|Active region||SWPC date numbered
|Spot count||Location at midnight||Area||Classification||SDO / HMI 4K continuum
image with magnetic polarity overlays
real location: N15W89
SWPC repositioned spotless plage AR 13208 on February 9 to an emerging region further south, see AR S8258
|3||N30W92||0040||DAO||rotated out of view|
|Total spot count:||77||217||116|
|Sunspot number:||197||397||246||(total spot count + 10 * number of spotted regions)|
|Weighted SN:||141||275||174||(Sum of total spot count + classification weighting for each AR. Classification weighting: X=0, R=3, A/S=5, H/K=10)|
|Relative sunspot number (Wolf number):||217||218||197|
|Month||Average solar flux||International sunspot number
|Smoothed sunspot number (4)||Average ap
|166.3||146.1 (SC24 peak)||110.5||10.70|
|2014.04||143.9||144.8||112.5||116.4 (solar max)||7.88|
(Solar minimum using 365d smoothing:
November 17, 2019)
(ISN 13 months smoothed
|2022.08||114.2||117.1||74.6||(92.4 projected, +5.9)||10.92|
|2022.09||135.1||136.5||96.0||(97.4 projected, +5.0)||12.18|
|2022.10||133.5||132.7||95.4||(100.5 projected, +3.1)||11.16|
|2022.11||123.4||120.7||77.6||(103.4 projected, +2.9)||9.33|
|2022.12||147.9||143.4||113.1||(108.2 projected, +4.8)||10.99|
|2023.01||182.4||176.6||143.6||(114.2 projected, +6.0)||8.7|
|2023.02||171.4 (1)||53.6 (2A) / 125.1 (2B) / 168.8 (2C)||(119.2 projected, +5.0)||(10.9)|
|2023.03||(122.3 projected, +3.1)|
|2023.04||(127.7 projected, +5.4)|
|2023.05||(133.5 projected, +5.8)|
|2023.06||(136.8 projected, +3.3)|
|2023.07||(136.3 projected, -0.5)|
|2023.11||(142.5 projected max SC25)|
1) Running average based on the daily 20:00 UTC observed solar flux value at 2800 MHz
and any corrections applied to that measurement.
2A) Current impact on the monthly sunspot number based on the Boulder (NOAA/SWPC) sunspot number (accumulated daily sunspots / month days).
2B) Boulder SN current month average to date.
2C) STAR SDO 1K Wolf number 30 day average.
3) Running average based on the quicklook and definitive Potsdam WDC ap indices. Values in red are based on the definitive international GFZ Potsdam WDC ap indices.

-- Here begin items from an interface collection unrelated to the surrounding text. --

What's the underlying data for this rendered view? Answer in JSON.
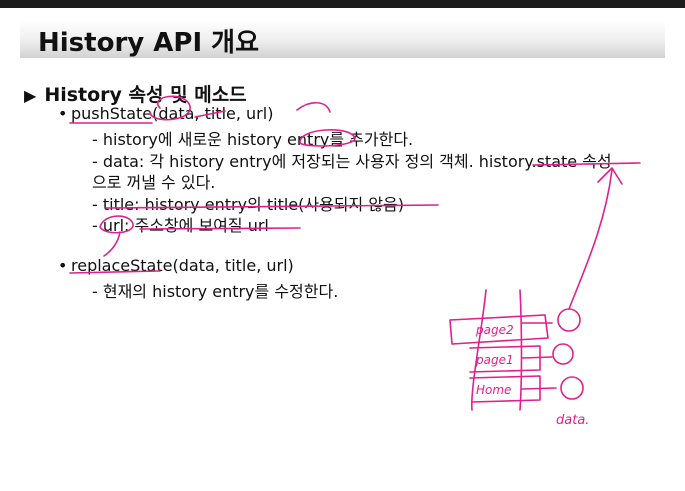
{
  "title": "History API 개요",
  "section": "History 속성 및 메소드",
  "items": [
    {
      "label": "pushState(data, title, url)",
      "details": [
        "- history에 새로운 history entry를 추가한다.",
        "- data: 각 history entry에 저장되는 사용자 정의 객체. history.state 속성",
        "으로 꺼낼 수 있다.",
        "- title: history entry의 title(사용되지 않음)",
        "- url: 주소창에 보여질 url"
      ]
    },
    {
      "label": "replaceState(data, title, url)",
      "details": [
        "- 현재의 history entry를 수정한다."
      ]
    }
  ],
  "annotation": {
    "stack": [
      "page2",
      "page1",
      "Home"
    ],
    "note": "data.",
    "ink_color": "#e0218a"
  }
}
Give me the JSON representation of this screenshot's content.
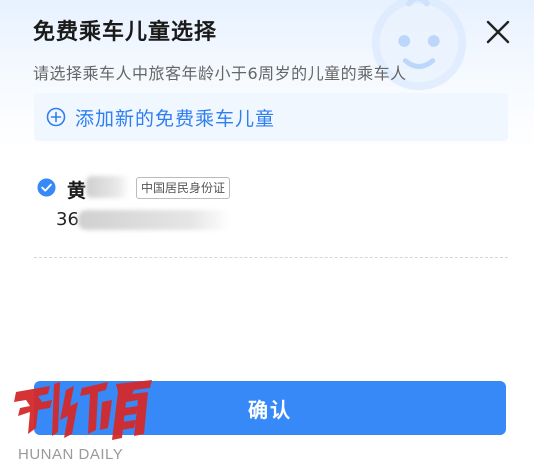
{
  "dialog": {
    "title": "免费乘车儿童选择",
    "subtitle": "请选择乘车人中旅客年龄小于6周岁的儿童的乘车人",
    "add_child_label": "添加新的免费乘车儿童",
    "close_icon": "close-icon",
    "add_icon": "plus-circle-icon",
    "decoration_icon": "baby-face-icon"
  },
  "passengers": [
    {
      "name_visible": "黄",
      "id_type_tag": "中国居民身份证",
      "id_number_visible": "36",
      "selected": true,
      "check_icon": "check-circle-icon"
    }
  ],
  "footer": {
    "confirm_label": "确认"
  },
  "watermark": {
    "text": "HUNAN DAILY",
    "logo_chars": "新湖南"
  },
  "colors": {
    "accent": "#3689f7",
    "link": "#2f7ff0",
    "add_row_bg": "#f1f7ff",
    "header_gradient": "#e7f1ff",
    "watermark_logo": "#d42a2a"
  }
}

4) Source: SIDC-SILSO.
This report has been prepared by Jan Alvestad. It is based on the analysis of data from whatever sources are available at the time the report is prepared. All time references are to Universal Time. Comments and suggestions are always welcome.

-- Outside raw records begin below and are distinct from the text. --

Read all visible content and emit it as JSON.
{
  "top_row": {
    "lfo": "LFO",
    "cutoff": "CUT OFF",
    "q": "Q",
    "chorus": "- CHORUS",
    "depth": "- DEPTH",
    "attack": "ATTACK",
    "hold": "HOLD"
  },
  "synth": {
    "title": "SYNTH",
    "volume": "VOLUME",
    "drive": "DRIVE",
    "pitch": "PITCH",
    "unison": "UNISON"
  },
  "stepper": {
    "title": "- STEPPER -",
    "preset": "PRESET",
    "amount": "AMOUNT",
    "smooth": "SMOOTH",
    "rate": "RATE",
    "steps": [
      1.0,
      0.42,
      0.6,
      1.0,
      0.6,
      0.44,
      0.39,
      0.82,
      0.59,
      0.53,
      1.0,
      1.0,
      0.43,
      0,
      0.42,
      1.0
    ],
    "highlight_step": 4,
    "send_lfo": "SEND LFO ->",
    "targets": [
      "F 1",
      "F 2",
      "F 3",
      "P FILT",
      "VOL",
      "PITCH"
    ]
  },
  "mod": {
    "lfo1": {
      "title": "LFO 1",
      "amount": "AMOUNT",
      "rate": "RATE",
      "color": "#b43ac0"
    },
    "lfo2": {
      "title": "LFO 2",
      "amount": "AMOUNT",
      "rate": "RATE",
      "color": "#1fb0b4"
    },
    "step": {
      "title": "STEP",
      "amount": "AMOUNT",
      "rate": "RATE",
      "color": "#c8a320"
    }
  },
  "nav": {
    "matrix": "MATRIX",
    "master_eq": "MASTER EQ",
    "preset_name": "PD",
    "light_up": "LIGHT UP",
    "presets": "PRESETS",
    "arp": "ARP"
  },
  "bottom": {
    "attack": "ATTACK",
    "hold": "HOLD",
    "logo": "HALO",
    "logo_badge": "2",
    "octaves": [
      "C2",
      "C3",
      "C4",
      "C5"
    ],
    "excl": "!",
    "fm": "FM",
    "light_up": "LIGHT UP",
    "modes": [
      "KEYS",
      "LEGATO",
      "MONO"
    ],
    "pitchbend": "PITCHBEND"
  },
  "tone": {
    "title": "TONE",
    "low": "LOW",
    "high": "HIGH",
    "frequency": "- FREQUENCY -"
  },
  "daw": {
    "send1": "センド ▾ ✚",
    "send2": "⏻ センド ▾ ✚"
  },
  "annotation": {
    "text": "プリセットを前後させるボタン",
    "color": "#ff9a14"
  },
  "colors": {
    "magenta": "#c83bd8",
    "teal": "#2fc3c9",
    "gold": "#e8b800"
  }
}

SDO images are courtesy of NASA/SDO and the AIA, EVE, and HMI science teams.